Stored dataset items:
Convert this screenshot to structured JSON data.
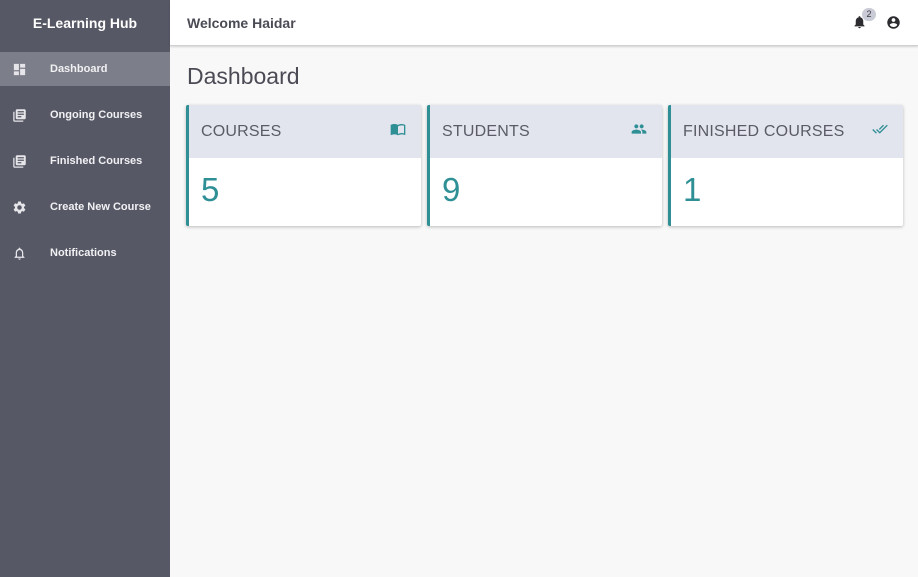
{
  "sidebar": {
    "brand": "E-Learning Hub",
    "items": [
      {
        "label": "Dashboard",
        "icon": "dashboard-icon",
        "active": true
      },
      {
        "label": "Ongoing Courses",
        "icon": "library-books-icon"
      },
      {
        "label": "Finished Courses",
        "icon": "library-books-icon"
      },
      {
        "label": "Create New Course",
        "icon": "gear-icon"
      },
      {
        "label": "Notifications",
        "icon": "bell-outline-icon"
      }
    ]
  },
  "header": {
    "welcome": "Welcome Haidar",
    "notification_count": "2",
    "icons": [
      "bell-icon",
      "account-circle-icon"
    ]
  },
  "main": {
    "title": "Dashboard",
    "cards": [
      {
        "label": "COURSES",
        "value": "5",
        "icon": "book-open-icon"
      },
      {
        "label": "STUDENTS",
        "value": "9",
        "icon": "people-icon"
      },
      {
        "label": "FINISHED COURSES",
        "value": "1",
        "icon": "double-check-icon"
      }
    ]
  },
  "colors": {
    "sidebar_bg": "#565865",
    "sidebar_active": "#7c7e89",
    "accent": "#2e8f95",
    "card_header_bg": "#e2e4ee",
    "page_bg": "#f8f8f8"
  }
}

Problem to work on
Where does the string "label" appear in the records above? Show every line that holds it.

Finished exercise
        "label": "Dashboard",
        "label": "Ongoing Courses",
        "label": "Finished Courses",
        "label": "Create New Course",
        "label": "Notifications",
        "label": "COURSES",
        "label": "STUDENTS",
        "label": "FINISHED COURSES",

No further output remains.